Democratic presidential nominee Hillary Clinton has accused her rival and Republican’s candidate Donald Trump of giving ‘aid and comfort’ to the recruiters of terror group Islamic State.
Clinton, a former secretary of state, told reporters that ‘his anti-Muslim rhetoric helps the Islamic State group and other militants such as ISIS recruit new fighters’.
Clinton touted her national security credentials at a hastily arranged news conference outside her campaign plane, accusing Trump of using the incidents -- bombings in New York and New Jersey and stabbings at a Minnesota mall -- to make ‘some kind of demagogic point’.
“I'm the only candidate in this race who's been part of the hard decisions to take terrorists off the battlefield. I know how to do this,” she said.
But Trump hit back, saying his Democratic rival and the Obama administration hadn't done enough to quell the group's rise.
"Her attacks on me are all meant to deflect from her record of unleashing this monster of evil on us and on the world,” Trump said at a packed Florida rally, referring to Clinton's tenure as secretary of state.
He also insisted the US should "use whatever lawful methods are available" to get information from the Afghan immigrant arrested in this weekend's bombings.
As several Trump supporters shouted "Hang him!" the Republican presidential candidate bemoaned the fact that Ahmad Khan Rahami, a 28-year-old U.S. citizen originally from Afghanistan, would receive quality medical care and legal representation.
"We must deliver a just and very harsh punishment to these people," he said. "These are enemies, these are combatants and we have to be tough, we have to be strong."
Both candidates moved swiftly to capitalize on investigations into a weekend of violent attacks — bombings in New York and New Jersey and stabbings at a Minnesota mall — casting themselves as most qualified to combat terrorism at home and abroad.
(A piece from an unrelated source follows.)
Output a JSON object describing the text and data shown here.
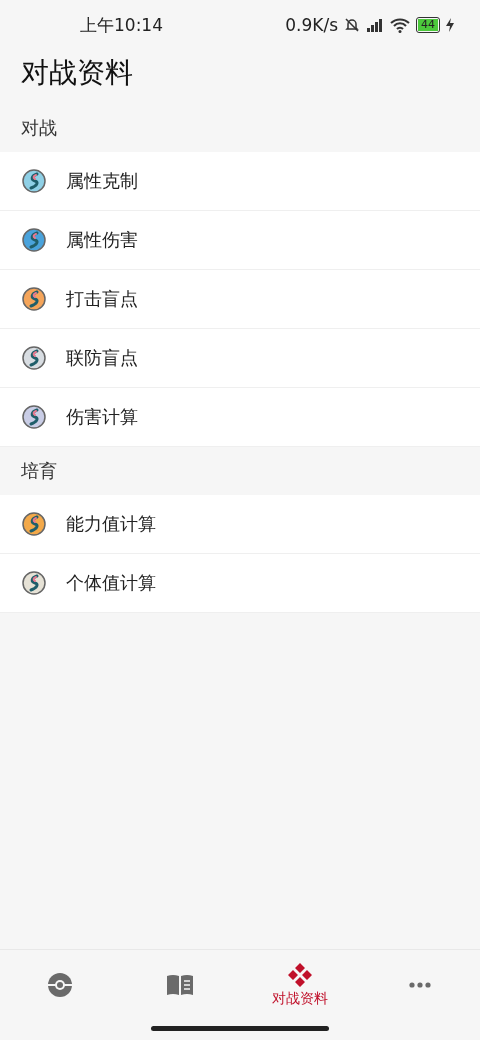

The possibility of a home-grown terrorist plot cast a new shadow over the presidential race, diverting both candidates' attention from the daily controversies of the campaign and giving them a high-profile opportunity to make their case to undecided voters.
With Agency Inputs